------ Task inputs

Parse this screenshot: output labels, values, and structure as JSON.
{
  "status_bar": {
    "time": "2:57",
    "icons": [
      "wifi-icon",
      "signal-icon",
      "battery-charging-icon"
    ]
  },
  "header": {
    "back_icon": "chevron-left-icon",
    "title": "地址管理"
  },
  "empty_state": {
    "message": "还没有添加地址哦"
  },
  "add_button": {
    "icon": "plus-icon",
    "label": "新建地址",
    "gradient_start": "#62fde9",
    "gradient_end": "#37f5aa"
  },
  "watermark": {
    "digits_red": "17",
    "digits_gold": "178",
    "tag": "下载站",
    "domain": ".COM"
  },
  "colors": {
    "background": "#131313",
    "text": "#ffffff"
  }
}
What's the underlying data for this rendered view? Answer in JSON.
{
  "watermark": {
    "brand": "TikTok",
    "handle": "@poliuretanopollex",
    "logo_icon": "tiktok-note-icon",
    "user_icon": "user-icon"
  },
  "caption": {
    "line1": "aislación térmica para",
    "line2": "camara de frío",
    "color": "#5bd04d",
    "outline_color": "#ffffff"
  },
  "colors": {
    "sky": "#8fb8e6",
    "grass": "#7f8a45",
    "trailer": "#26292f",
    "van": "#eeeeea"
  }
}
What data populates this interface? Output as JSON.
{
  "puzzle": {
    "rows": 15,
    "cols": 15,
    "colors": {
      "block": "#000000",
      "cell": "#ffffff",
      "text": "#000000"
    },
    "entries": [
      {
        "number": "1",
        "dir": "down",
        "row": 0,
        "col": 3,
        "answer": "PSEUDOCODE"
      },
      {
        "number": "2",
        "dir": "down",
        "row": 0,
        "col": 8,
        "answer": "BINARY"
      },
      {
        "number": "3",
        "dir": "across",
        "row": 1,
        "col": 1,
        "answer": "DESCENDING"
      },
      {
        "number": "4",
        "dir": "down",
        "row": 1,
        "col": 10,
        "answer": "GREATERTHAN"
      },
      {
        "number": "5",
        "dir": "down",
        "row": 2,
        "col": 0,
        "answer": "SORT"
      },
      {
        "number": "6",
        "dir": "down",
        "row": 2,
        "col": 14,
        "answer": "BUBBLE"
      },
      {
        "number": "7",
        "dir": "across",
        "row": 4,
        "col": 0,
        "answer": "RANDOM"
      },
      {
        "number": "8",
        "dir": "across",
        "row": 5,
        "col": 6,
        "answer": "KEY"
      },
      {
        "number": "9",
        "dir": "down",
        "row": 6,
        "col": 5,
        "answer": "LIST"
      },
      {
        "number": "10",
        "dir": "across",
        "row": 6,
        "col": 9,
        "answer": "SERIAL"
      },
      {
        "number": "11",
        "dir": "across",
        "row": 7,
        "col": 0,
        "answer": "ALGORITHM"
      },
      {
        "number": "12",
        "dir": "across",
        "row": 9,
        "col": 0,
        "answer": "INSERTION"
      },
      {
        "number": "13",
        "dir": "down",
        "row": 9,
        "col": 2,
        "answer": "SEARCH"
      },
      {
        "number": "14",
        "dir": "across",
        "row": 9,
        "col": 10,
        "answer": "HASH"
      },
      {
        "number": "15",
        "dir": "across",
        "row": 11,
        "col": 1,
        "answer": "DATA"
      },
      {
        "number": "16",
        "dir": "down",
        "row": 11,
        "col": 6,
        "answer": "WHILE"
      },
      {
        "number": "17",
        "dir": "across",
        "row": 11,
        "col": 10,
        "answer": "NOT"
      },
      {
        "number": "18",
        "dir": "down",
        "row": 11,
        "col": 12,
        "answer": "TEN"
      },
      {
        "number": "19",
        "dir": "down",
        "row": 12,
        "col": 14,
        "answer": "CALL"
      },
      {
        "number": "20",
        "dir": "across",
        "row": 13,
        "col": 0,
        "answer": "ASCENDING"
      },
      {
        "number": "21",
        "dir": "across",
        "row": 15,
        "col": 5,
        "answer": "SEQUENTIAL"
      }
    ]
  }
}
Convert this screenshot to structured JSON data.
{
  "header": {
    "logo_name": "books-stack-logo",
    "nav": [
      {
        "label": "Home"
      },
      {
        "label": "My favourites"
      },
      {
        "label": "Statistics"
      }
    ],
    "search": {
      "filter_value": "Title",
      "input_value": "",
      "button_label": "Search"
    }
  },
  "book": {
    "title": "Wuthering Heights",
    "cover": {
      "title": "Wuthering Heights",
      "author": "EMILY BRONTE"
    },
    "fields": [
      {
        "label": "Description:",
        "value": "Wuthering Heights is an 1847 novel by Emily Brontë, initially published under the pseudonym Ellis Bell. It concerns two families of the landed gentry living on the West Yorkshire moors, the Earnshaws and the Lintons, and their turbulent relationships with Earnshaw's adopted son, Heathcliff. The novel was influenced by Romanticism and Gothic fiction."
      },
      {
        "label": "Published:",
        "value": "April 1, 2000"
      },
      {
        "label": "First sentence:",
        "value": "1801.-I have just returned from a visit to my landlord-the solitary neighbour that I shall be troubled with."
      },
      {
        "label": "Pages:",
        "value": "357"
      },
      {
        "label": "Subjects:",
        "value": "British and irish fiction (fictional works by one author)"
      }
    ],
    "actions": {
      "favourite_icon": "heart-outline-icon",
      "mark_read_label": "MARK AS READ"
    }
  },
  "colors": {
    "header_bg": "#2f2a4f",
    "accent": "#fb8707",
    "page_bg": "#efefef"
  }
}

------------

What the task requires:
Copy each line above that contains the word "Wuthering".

Written reply:
    "title": "Wuthering Heights",
      "title": "Wuthering Heights",
        "value": "Wuthering Heights is an 1847 novel by Emily Brontë, initially published under the pseudonym Ellis Bell. It concerns two families of the landed gentry living on the West Yorkshire moors, the Earnshaws and the Lintons, and their turbulent relationships with Earnshaw's adopted son, Heathcliff. The novel was influenced by Romanticism and Gothic fiction."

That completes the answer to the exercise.